• _EXERCISE DIRECTIONS_:
Read through the listing below, and copy every line where the string "closable" appears.

• _DATASET EXCERPTS_:
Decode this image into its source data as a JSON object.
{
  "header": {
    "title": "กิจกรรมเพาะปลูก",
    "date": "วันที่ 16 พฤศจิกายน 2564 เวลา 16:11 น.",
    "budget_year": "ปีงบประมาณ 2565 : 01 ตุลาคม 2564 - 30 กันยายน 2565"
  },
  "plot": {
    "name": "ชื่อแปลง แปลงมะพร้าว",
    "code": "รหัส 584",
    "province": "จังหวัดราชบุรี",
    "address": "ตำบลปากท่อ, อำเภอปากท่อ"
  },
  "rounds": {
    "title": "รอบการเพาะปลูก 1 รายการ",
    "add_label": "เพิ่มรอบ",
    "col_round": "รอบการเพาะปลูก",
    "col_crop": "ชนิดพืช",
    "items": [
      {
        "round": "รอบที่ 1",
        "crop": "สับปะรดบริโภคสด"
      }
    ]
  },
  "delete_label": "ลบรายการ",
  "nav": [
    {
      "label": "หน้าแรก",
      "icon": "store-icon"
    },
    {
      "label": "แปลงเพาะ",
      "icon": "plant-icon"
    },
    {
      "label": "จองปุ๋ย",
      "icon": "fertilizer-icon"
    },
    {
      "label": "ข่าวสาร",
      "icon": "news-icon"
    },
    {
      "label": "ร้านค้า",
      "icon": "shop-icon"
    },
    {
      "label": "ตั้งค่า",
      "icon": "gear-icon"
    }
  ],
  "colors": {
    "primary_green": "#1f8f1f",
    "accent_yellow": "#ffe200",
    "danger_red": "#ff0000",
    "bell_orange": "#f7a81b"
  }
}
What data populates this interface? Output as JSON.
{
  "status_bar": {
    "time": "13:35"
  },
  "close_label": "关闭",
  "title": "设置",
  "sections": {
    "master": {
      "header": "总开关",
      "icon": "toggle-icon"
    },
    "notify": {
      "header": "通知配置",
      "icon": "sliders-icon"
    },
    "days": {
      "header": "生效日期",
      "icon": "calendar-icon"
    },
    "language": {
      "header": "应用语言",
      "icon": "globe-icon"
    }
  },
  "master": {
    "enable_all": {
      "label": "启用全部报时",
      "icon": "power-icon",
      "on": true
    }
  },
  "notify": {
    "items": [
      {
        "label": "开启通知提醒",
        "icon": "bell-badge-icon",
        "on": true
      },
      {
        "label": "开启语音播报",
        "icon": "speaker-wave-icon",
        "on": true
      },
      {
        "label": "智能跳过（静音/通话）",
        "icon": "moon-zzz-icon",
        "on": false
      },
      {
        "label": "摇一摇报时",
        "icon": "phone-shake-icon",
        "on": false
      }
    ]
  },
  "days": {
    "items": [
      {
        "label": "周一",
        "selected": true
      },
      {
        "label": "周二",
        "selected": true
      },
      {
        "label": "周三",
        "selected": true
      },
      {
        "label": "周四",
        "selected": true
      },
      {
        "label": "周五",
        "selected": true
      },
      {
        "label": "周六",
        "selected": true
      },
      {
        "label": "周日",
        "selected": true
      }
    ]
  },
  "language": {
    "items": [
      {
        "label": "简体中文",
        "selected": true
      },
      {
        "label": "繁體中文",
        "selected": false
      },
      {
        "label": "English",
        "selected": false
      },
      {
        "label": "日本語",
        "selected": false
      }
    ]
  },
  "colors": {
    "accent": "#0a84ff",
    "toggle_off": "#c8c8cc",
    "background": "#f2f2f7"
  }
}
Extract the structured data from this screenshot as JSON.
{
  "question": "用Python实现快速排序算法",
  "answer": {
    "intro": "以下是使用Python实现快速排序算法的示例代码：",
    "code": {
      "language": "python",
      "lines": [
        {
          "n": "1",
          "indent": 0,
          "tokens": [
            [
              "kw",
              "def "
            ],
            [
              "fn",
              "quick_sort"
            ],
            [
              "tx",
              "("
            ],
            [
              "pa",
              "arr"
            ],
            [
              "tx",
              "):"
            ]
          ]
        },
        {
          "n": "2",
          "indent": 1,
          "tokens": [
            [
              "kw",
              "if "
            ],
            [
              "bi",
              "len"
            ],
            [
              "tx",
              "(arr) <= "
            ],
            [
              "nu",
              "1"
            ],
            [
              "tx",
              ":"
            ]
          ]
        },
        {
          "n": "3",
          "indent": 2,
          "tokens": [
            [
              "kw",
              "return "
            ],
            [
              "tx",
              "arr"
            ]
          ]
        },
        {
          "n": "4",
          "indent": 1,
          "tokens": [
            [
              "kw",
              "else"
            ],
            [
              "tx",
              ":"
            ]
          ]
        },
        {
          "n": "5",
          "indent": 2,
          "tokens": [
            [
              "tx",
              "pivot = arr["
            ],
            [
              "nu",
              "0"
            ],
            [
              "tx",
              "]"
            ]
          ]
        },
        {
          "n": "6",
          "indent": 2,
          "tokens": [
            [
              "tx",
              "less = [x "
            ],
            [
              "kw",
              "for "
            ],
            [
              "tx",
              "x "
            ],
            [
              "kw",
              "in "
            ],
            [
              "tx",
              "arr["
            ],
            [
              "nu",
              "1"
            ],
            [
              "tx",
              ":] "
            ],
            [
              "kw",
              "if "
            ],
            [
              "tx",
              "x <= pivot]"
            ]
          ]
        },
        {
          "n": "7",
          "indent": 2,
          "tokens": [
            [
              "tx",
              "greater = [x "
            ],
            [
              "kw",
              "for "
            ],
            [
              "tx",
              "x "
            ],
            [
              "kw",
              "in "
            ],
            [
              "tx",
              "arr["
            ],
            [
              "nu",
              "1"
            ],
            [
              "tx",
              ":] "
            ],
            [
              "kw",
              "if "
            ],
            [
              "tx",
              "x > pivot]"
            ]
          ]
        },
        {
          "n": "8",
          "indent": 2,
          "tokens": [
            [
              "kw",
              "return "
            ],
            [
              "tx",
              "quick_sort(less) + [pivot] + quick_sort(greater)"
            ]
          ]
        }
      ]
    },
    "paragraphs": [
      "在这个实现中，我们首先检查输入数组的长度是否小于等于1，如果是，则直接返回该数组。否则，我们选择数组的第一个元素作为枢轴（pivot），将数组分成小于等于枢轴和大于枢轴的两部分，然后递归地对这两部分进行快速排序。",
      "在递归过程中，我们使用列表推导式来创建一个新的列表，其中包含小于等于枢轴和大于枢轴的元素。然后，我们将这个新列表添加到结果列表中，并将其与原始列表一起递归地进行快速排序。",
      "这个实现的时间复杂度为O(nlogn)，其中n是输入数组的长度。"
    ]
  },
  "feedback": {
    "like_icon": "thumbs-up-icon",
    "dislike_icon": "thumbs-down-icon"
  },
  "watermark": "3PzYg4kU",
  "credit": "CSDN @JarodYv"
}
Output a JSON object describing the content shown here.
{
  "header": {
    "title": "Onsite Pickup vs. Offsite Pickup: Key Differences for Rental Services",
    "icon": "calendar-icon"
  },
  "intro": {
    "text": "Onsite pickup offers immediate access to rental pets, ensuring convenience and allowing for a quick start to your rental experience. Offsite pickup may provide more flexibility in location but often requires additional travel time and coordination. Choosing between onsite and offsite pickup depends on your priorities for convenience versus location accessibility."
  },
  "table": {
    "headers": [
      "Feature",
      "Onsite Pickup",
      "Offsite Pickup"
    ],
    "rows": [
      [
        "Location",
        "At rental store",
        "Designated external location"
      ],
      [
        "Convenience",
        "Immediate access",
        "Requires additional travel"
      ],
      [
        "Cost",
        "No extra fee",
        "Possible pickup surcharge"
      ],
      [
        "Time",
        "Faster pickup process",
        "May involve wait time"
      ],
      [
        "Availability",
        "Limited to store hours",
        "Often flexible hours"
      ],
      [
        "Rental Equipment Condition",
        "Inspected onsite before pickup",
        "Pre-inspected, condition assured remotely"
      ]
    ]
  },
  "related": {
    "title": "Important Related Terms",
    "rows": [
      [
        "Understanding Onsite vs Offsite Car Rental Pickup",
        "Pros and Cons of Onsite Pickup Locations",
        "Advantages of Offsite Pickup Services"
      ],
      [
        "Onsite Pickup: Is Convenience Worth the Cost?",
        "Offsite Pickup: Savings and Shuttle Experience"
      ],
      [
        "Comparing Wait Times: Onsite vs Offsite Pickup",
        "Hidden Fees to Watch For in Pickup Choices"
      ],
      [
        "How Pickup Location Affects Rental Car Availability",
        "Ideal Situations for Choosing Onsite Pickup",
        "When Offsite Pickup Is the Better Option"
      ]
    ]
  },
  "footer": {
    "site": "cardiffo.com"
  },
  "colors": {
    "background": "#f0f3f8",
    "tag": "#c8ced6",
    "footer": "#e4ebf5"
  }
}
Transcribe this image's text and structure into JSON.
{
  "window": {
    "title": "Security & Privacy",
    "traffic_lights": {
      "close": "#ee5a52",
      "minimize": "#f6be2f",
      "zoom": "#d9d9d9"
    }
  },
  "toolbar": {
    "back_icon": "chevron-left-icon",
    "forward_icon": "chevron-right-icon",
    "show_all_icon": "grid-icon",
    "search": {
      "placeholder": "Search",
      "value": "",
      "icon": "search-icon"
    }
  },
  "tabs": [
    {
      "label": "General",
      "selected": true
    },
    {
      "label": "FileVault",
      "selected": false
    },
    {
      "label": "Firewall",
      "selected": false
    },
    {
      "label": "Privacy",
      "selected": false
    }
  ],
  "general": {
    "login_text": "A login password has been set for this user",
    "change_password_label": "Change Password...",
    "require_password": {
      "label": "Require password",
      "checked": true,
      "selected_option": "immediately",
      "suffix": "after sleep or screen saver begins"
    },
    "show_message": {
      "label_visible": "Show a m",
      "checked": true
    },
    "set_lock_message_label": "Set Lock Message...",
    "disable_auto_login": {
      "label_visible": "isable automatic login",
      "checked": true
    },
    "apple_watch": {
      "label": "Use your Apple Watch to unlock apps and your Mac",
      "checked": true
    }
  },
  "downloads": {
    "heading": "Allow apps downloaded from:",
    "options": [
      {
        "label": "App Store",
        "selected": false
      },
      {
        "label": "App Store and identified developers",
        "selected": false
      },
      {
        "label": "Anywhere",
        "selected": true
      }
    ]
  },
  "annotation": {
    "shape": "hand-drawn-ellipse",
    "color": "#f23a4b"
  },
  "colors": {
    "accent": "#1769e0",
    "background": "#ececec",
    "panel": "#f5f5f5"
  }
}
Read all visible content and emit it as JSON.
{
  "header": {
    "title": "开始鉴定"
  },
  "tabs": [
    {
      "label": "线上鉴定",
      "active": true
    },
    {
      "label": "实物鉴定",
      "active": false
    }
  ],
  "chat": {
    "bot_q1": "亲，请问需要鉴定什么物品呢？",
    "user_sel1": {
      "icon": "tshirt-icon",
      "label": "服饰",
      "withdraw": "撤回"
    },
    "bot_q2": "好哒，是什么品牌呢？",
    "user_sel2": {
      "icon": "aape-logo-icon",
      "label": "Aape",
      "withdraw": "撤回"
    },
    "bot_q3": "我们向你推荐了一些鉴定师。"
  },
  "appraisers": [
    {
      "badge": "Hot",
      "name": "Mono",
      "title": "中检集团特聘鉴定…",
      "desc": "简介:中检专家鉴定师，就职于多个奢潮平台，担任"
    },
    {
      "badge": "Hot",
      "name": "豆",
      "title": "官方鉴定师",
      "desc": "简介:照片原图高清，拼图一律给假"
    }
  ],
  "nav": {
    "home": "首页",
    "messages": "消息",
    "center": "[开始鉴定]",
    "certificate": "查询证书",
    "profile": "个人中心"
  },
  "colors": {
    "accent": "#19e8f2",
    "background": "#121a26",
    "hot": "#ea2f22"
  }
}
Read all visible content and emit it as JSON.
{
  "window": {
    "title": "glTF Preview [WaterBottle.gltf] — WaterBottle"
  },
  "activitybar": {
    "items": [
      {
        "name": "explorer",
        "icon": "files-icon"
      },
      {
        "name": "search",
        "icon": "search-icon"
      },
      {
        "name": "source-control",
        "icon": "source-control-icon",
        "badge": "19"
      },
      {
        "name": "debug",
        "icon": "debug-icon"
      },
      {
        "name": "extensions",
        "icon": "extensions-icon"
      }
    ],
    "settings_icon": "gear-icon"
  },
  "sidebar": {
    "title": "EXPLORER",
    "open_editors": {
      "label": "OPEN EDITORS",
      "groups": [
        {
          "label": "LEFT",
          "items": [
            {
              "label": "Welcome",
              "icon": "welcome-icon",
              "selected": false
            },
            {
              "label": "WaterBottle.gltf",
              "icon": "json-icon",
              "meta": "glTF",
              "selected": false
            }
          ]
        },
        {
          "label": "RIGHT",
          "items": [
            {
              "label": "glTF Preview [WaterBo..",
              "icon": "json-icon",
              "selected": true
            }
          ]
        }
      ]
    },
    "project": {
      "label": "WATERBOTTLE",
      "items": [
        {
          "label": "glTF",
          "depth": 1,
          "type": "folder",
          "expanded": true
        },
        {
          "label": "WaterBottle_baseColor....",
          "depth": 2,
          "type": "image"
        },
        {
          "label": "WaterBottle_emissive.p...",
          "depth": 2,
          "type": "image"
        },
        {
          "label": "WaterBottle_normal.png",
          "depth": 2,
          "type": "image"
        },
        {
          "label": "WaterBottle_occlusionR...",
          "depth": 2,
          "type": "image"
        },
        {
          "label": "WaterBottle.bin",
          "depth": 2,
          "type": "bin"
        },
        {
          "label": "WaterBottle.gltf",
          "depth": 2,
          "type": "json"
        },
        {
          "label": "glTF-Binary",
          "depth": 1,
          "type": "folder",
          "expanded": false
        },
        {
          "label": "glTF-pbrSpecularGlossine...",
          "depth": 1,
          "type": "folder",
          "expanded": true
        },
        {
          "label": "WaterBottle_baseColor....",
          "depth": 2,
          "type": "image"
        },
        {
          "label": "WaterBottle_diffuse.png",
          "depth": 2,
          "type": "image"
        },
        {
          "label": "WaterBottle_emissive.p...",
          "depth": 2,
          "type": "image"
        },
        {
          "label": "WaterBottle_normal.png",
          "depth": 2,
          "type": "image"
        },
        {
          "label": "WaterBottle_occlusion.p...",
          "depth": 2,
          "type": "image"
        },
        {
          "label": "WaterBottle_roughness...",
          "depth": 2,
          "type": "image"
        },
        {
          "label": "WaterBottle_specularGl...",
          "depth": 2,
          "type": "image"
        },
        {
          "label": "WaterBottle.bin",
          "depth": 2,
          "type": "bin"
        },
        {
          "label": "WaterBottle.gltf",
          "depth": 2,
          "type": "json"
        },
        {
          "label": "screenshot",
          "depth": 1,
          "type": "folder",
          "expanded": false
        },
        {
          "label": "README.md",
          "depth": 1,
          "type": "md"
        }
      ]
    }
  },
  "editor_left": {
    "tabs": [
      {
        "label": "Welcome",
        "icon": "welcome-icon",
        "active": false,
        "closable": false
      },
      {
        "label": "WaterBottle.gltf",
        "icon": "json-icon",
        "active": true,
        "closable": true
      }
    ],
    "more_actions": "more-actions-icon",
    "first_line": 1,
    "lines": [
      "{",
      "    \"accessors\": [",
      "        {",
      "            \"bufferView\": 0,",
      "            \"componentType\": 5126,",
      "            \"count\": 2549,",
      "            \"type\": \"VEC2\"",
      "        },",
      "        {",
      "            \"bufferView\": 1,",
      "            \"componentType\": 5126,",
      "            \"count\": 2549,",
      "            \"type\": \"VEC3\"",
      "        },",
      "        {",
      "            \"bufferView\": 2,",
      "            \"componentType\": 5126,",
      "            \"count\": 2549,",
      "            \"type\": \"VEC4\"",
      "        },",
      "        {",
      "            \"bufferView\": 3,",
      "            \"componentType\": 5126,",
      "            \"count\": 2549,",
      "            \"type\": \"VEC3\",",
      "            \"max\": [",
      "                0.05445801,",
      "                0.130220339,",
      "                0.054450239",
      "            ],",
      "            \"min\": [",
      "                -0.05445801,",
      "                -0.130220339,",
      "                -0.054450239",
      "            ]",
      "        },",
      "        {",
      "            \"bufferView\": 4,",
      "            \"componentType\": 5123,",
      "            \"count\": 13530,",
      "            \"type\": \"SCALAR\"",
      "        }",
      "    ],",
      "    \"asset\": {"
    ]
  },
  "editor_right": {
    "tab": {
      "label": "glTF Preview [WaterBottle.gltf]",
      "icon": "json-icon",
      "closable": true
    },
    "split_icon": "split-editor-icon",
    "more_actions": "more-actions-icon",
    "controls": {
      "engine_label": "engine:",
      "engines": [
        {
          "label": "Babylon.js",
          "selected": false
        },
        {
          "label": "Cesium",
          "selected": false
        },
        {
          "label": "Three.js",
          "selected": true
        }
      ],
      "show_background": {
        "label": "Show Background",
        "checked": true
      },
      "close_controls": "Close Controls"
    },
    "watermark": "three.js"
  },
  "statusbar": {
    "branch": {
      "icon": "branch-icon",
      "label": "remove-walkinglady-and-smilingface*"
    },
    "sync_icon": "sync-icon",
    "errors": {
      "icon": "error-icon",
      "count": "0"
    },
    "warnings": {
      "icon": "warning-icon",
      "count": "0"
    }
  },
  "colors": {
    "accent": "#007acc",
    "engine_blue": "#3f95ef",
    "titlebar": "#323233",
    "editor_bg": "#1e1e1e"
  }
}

• _REPLY TO THE TASK_:
        "closable": false
        "closable": true
      "closable": true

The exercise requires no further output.